= Task to carry out =
When the string "wegen" occurs in a line of the records, show that line.

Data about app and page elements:
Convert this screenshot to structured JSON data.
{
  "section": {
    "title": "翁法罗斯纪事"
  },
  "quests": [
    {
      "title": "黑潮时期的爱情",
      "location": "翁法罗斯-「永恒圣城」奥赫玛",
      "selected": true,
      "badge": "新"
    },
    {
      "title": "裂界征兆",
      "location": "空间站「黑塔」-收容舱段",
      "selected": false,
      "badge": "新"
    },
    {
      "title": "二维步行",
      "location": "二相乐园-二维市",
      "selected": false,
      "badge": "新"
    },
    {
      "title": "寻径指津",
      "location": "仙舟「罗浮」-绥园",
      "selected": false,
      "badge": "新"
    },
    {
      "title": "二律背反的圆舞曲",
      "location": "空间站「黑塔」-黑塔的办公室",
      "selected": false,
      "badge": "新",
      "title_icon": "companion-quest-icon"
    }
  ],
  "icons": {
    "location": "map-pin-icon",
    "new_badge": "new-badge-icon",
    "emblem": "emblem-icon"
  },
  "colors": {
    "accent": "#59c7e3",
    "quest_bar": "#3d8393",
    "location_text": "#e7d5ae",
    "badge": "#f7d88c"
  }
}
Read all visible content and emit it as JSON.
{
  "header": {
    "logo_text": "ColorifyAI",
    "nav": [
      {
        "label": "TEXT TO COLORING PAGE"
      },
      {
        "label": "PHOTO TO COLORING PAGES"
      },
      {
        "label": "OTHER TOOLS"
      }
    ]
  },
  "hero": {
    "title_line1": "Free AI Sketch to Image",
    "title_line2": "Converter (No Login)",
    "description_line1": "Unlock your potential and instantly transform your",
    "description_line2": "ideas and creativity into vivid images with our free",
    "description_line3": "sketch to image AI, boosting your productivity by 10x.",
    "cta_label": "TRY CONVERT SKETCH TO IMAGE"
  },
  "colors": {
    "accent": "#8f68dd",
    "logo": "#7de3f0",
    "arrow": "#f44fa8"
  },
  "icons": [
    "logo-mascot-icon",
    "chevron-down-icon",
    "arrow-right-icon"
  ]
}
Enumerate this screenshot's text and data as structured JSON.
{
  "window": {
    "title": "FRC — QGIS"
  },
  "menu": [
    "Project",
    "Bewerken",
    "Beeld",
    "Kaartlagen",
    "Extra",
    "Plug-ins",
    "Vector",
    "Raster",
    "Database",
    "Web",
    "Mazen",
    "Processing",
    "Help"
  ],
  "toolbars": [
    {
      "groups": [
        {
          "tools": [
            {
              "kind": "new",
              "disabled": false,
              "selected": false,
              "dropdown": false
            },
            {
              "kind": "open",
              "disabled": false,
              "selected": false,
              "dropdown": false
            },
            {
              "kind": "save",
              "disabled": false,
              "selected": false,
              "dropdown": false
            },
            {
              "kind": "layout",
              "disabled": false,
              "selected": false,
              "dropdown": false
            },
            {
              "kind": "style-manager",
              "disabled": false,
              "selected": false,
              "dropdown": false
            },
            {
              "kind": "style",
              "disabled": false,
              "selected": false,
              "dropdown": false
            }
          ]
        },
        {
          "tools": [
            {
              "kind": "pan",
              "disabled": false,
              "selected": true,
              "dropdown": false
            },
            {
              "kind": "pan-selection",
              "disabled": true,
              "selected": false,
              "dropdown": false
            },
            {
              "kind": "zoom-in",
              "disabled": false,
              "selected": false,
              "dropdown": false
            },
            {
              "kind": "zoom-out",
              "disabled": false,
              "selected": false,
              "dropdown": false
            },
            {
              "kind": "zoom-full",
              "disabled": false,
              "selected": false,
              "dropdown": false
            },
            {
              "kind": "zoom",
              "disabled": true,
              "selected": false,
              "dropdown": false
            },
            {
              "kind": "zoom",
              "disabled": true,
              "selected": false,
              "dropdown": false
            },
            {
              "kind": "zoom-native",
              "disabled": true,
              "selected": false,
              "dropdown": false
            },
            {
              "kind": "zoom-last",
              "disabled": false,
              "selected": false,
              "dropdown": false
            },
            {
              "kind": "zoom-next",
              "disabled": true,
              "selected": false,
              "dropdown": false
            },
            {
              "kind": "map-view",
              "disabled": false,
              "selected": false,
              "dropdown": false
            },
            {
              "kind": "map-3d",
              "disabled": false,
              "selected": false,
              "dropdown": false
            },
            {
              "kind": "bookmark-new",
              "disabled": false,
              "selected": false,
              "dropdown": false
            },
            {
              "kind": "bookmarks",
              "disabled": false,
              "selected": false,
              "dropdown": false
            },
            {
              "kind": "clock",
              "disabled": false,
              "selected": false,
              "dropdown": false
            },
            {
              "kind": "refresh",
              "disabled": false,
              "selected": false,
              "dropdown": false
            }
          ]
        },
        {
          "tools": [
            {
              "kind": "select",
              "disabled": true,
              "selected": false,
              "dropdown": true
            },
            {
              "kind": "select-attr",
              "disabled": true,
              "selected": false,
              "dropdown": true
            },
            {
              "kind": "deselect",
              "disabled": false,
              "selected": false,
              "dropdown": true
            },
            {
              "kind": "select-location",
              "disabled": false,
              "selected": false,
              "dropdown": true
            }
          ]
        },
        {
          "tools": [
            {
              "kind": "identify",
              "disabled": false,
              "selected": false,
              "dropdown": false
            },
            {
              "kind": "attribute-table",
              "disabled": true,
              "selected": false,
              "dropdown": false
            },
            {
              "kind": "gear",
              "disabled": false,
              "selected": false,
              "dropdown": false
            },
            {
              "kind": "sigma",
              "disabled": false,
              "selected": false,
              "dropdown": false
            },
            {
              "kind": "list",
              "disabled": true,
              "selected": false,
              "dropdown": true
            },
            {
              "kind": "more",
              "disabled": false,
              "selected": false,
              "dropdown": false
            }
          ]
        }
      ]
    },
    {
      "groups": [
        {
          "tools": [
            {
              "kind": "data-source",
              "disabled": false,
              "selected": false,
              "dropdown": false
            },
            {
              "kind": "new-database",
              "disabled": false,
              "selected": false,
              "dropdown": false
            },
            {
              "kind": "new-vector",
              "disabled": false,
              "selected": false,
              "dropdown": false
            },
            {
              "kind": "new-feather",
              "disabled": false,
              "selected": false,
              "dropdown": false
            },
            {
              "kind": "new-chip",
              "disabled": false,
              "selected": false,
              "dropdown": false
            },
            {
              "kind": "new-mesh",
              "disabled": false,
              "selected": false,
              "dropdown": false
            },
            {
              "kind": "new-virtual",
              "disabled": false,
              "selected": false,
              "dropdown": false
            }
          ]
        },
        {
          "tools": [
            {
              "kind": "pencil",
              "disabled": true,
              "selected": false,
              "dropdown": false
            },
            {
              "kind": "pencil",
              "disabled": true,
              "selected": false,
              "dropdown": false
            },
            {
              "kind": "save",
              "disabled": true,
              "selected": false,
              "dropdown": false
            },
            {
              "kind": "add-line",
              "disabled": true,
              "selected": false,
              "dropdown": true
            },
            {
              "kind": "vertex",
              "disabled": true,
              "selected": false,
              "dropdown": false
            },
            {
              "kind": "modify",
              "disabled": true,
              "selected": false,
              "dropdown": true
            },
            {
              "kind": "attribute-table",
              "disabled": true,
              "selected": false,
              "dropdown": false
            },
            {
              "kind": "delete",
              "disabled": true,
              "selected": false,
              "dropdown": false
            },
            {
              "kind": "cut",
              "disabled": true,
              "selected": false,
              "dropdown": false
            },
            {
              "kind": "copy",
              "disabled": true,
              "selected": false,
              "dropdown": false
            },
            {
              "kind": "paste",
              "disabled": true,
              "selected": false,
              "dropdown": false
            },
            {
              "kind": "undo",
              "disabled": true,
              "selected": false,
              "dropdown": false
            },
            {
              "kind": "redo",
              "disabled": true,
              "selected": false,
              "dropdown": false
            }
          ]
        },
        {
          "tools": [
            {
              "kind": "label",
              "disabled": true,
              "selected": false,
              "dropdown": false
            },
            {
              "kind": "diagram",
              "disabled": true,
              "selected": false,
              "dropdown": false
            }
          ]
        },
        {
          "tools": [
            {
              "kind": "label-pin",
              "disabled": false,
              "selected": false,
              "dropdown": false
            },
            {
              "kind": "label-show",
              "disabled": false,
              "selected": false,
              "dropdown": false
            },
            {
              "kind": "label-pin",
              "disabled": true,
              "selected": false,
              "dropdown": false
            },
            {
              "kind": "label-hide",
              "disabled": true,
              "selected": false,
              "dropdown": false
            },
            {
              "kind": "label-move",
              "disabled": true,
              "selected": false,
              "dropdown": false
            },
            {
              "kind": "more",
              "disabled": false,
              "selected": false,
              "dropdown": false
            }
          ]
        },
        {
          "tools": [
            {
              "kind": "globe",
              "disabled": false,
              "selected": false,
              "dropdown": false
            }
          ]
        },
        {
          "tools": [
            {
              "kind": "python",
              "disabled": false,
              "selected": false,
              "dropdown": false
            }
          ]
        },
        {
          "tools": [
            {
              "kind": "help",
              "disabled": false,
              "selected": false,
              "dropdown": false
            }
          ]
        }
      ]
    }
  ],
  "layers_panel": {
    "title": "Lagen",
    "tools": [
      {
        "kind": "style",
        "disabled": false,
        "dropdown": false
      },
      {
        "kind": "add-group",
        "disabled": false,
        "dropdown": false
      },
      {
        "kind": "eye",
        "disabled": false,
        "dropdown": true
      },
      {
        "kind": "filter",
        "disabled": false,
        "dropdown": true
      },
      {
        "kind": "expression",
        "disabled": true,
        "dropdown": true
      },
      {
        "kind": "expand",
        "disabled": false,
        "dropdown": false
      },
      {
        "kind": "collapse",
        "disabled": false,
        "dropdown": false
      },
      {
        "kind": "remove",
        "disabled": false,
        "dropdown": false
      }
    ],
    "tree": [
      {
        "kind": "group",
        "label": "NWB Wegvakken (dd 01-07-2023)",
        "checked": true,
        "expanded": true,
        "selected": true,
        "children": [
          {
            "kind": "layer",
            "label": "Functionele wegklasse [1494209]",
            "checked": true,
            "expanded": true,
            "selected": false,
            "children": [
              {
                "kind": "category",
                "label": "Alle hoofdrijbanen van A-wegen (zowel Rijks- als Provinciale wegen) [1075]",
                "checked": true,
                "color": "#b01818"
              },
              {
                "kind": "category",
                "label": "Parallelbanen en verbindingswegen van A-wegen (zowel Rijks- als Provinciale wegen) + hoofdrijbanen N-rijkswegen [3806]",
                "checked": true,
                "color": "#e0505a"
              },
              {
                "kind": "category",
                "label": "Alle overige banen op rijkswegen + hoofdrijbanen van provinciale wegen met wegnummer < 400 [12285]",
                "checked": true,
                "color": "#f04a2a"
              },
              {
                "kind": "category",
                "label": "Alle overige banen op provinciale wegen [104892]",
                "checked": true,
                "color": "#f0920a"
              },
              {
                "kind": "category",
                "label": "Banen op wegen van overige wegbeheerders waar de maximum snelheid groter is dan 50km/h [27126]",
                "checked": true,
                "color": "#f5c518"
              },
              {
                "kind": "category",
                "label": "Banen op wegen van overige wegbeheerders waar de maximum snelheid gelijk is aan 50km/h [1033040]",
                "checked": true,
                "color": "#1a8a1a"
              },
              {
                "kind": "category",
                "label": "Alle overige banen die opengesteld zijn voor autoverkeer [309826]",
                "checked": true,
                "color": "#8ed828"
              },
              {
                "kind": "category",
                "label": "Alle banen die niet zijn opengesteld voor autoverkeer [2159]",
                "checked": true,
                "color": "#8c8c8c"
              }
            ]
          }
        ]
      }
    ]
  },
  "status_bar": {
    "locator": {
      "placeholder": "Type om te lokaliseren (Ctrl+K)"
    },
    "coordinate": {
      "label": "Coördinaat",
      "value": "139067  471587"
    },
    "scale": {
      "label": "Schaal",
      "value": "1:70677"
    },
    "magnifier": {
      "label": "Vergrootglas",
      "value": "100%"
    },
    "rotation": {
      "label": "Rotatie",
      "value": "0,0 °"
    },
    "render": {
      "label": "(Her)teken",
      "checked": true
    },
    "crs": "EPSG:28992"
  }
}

= Solution for this task =
                "label": "Alle hoofdrijbanen van A-wegen (zowel Rijks- als Provinciale wegen) [1075]",
                "label": "Parallelbanen en verbindingswegen van A-wegen (zowel Rijks- als Provinciale wegen) + hoofdrijbanen N-rijkswegen [3806]",
                "label": "Alle overige banen op rijkswegen + hoofdrijbanen van provinciale wegen met wegnummer < 400 [12285]",
                "label": "Alle overige banen op provinciale wegen [104892]",
                "label": "Banen op wegen van overige wegbeheerders waar de maximum snelheid groter is dan 50km/h [27126]",
                "label": "Banen op wegen van overige wegbeheerders waar de maximum snelheid gelijk is aan 50km/h [1033040]",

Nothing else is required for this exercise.